Data about app and page elements
· · ·
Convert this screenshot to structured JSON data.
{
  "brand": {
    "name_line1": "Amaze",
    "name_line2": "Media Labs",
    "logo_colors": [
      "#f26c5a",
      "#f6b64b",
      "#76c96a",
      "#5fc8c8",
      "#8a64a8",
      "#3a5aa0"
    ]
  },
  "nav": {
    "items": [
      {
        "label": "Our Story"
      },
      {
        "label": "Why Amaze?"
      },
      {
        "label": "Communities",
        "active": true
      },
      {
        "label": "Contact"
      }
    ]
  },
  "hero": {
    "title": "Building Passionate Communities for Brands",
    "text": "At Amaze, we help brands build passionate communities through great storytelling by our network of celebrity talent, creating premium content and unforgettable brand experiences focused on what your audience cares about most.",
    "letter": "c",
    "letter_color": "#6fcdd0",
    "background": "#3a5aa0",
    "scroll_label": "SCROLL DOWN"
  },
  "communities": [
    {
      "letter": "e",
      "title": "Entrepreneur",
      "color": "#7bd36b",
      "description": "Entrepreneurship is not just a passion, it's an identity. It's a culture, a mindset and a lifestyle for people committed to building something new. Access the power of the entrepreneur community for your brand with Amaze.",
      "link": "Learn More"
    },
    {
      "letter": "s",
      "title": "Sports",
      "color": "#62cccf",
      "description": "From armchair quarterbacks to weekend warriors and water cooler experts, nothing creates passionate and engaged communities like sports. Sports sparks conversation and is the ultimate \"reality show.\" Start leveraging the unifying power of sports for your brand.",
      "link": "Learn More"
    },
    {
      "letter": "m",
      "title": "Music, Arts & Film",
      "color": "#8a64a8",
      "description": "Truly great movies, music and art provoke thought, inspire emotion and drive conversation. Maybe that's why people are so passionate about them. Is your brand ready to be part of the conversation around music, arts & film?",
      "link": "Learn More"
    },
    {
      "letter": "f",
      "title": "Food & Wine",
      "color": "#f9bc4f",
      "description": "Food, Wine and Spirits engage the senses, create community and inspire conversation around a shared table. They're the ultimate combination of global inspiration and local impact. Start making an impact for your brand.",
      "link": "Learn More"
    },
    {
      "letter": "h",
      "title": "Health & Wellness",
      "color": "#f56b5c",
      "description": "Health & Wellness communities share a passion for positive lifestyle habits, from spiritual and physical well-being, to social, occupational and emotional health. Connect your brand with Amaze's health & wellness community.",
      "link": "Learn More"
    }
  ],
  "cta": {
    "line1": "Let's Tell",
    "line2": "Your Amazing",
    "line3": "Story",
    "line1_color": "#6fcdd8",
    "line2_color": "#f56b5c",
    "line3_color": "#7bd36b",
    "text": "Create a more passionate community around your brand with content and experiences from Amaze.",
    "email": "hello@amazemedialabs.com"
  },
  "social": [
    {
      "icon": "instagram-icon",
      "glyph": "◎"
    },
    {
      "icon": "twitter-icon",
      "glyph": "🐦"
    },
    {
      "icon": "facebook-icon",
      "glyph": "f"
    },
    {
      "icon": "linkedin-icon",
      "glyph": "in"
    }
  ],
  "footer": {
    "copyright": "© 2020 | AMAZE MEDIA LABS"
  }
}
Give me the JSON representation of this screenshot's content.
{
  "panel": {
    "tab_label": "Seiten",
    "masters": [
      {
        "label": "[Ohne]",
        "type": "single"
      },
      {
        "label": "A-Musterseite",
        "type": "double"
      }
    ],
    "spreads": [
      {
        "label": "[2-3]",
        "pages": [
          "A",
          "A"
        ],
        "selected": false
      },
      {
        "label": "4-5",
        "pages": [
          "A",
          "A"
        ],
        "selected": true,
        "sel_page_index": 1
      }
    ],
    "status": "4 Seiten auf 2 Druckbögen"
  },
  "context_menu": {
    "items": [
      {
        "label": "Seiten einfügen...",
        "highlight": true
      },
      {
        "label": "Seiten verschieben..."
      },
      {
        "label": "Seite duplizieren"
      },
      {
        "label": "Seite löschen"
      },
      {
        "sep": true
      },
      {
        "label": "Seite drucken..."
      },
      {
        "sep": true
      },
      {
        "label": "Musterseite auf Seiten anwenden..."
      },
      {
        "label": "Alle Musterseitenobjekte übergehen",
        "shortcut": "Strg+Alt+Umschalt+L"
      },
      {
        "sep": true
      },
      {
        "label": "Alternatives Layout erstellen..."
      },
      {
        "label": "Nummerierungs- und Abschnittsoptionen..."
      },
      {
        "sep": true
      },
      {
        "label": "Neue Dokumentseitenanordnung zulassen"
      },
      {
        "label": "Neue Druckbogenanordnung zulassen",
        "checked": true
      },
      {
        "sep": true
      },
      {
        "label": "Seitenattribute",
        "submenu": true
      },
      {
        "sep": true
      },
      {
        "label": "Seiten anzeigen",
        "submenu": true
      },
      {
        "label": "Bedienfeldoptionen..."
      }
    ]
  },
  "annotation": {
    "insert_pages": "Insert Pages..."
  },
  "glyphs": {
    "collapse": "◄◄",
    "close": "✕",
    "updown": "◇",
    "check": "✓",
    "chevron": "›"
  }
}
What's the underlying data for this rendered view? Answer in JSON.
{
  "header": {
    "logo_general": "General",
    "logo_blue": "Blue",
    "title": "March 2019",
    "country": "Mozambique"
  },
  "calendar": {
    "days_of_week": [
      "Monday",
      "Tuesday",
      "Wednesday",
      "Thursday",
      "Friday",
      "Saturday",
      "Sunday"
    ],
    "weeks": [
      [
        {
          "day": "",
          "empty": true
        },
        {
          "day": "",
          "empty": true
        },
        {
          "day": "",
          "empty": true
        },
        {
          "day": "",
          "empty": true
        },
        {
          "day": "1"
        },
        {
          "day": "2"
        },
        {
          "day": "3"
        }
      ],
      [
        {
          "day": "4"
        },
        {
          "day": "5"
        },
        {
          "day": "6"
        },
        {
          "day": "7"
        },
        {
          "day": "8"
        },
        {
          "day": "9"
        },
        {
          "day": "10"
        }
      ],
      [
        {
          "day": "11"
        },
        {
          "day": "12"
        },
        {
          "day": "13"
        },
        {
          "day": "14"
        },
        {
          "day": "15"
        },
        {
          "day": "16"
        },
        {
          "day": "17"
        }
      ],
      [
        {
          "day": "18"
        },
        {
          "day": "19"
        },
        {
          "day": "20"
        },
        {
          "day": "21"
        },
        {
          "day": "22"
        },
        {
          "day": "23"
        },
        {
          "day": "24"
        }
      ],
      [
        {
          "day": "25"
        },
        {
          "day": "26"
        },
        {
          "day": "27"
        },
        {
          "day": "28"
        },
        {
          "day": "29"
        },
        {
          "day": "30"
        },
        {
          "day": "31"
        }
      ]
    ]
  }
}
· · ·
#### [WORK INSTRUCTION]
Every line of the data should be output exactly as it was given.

#### [OUTPUT BELOW]
Convert this screenshot to structured JSON data.
{
  "brand": {
    "name_line1": "Amaze",
    "name_line2": "Media Labs",
    "logo_colors": [
      "#f26c5a",
      "#f6b64b",
      "#76c96a",
      "#5fc8c8",
      "#8a64a8",
      "#3a5aa0"
    ]
  },
  "nav": {
    "items": [
      {
        "label": "Our Story"
      },
      {
        "label": "Why Amaze?"
      },
      {
        "label": "Communities",
        "active": true
      },
      {
        "label": "Contact"
      }
    ]
  },
  "hero": {
    "title": "Building Passionate Communities for Brands",
    "text": "At Amaze, we help brands build passionate communities through great storytelling by our network of celebrity talent, creating premium content and unforgettable brand experiences focused on what your audience cares about most.",
    "letter": "c",
    "letter_color": "#6fcdd0",
    "background": "#3a5aa0",
    "scroll_label": "SCROLL DOWN"
  },
  "communities": [
    {
      "letter": "e",
      "title": "Entrepreneur",
      "color": "#7bd36b",
      "description": "Entrepreneurship is not just a passion, it's an identity. It's a culture, a mindset and a lifestyle for people committed to building something new. Access the power of the entrepreneur community for your brand with Amaze.",
      "link": "Learn More"
    },
    {
      "letter": "s",
      "title": "Sports",
      "color": "#62cccf",
      "description": "From armchair quarterbacks to weekend warriors and water cooler experts, nothing creates passionate and engaged communities like sports. Sports sparks conversation and is the ultimate \"reality show.\" Start leveraging the unifying power of sports for your brand.",
      "link": "Learn More"
    },
    {
      "letter": "m",
      "title": "Music, Arts & Film",
      "color": "#8a64a8",
      "description": "Truly great movies, music and art provoke thought, inspire emotion and drive conversation. Maybe that's why people are so passionate about them. Is your brand ready to be part of the conversation around music, arts & film?",
      "link": "Learn More"
    },
    {
      "letter": "f",
      "title": "Food & Wine",
      "color": "#f9bc4f",
      "description": "Food, Wine and Spirits engage the senses, create community and inspire conversation around a shared table. They're the ultimate combination of global inspiration and local impact. Start making an impact for your brand.",
      "link": "Learn More"
    },
    {
      "letter": "h",
      "title": "Health & Wellness",
      "color": "#f56b5c",
      "description": "Health & Wellness communities share a passion for positive lifestyle habits, from spiritual and physical well-being, to social, occupational and emotional health. Connect your brand with Amaze's health & wellness community.",
      "link": "Learn More"
    }
  ],
  "cta": {
    "line1": "Let's Tell",
    "line2": "Your Amazing",
    "line3": "Story",
    "line1_color": "#6fcdd8",
    "line2_color": "#f56b5c",
    "line3_color": "#7bd36b",
    "text": "Create a more passionate community around your brand with content and experiences from Amaze.",
    "email": "hello@amazemedialabs.com"
  },
  "social": [
    {
      "icon": "instagram-icon",
      "glyph": "◎"
    },
    {
      "icon": "twitter-icon",
      "glyph": "🐦"
    },
    {
      "icon": "facebook-icon",
      "glyph": "f"
    },
    {
      "icon": "linkedin-icon",
      "glyph": "in"
    }
  ],
  "footer": {
    "copyright": "© 2020 | AMAZE MEDIA LABS"
  }
}
Give me the JSON representation of this screenshot's content.
{
  "panel": {
    "tab_label": "Seiten",
    "masters": [
      {
        "label": "[Ohne]",
        "type": "single"
      },
      {
        "label": "A-Musterseite",
        "type": "double"
      }
    ],
    "spreads": [
      {
        "label": "[2-3]",
        "pages": [
          "A",
          "A"
        ],
        "selected": false
      },
      {
        "label": "4-5",
        "pages": [
          "A",
          "A"
        ],
        "selected": true,
        "sel_page_index": 1
      }
    ],
    "status": "4 Seiten auf 2 Druckbögen"
  },
  "context_menu": {
    "items": [
      {
        "label": "Seiten einfügen...",
        "highlight": true
      },
      {
        "label": "Seiten verschieben..."
      },
      {
        "label": "Seite duplizieren"
      },
      {
        "label": "Seite löschen"
      },
      {
        "sep": true
      },
      {
        "label": "Seite drucken..."
      },
      {
        "sep": true
      },
      {
        "label": "Musterseite auf Seiten anwenden..."
      },
      {
        "label": "Alle Musterseitenobjekte übergehen",
        "shortcut": "Strg+Alt+Umschalt+L"
      },
      {
        "sep": true
      },
      {
        "label": "Alternatives Layout erstellen..."
      },
      {
        "label": "Nummerierungs- und Abschnittsoptionen..."
      },
      {
        "sep": true
      },
      {
        "label": "Neue Dokumentseitenanordnung zulassen"
      },
      {
        "label": "Neue Druckbogenanordnung zulassen",
        "checked": true
      },
      {
        "sep": true
      },
      {
        "label": "Seitenattribute",
        "submenu": true
      },
      {
        "sep": true
      },
      {
        "label": "Seiten anzeigen",
        "submenu": true
      },
      {
        "label": "Bedienfeldoptionen..."
      }
    ]
  },
  "annotation": {
    "insert_pages": "Insert Pages..."
  },
  "glyphs": {
    "collapse": "◄◄",
    "close": "✕",
    "updown": "◇",
    "check": "✓",
    "chevron": "›"
  }
}
What's the underlying data for this rendered view? Answer in JSON.
{
  "header": {
    "logo_general": "General",
    "logo_blue": "Blue",
    "title": "March 2019",
    "country": "Mozambique"
  },
  "calendar": {
    "days_of_week": [
      "Monday",
      "Tuesday",
      "Wednesday",
      "Thursday",
      "Friday",
      "Saturday",
      "Sunday"
    ],
    "weeks": [
      [
        {
          "day": "",
          "empty": true
        },
        {
          "day": "",
          "empty": true
        },
        {
          "day": "",
          "empty": true
        },
        {
          "day": "",
          "empty": true
        },
        {
          "day": "1"
        },
        {
          "day": "2"
        },
        {
          "day": "3"
        }
      ],
      [
        {
          "day": "4"
        },
        {
          "day": "5"
        },
        {
          "day": "6"
        },
        {
          "day": "7"
        },
        {
          "day": "8"
        },
        {
          "day": "9"
        },
        {
          "day": "10"
        }
      ],
      [
        {
          "day": "11"
        },
        {
          "day": "12"
        },
        {
          "day": "13"
        },
        {
          "day": "14"
        },
        {
          "day": "15"
        },
        {
          "day": "16"
        },
        {
          "day": "17"
        }
      ],
      [
        {
          "day": "18"
        },
        {
          "day": "19"
        },
        {
          "day": "20"
        },
        {
          "day": "21"
        },
        {
          "day": "22"
        },
        {
          "day": "23"
        },
        {
          "day": "24"
        }
      ],
      [
        {
          "day": "25"
        },
        {
          "day": "26"
        },
        {
          "day": "27"
        },
        {
          "day": "28"
        },
        {
          "day": "29"
        },
        {
          "day": "30"
        },
        {
          "day": "31"
        }
      ]
    ]
  }
}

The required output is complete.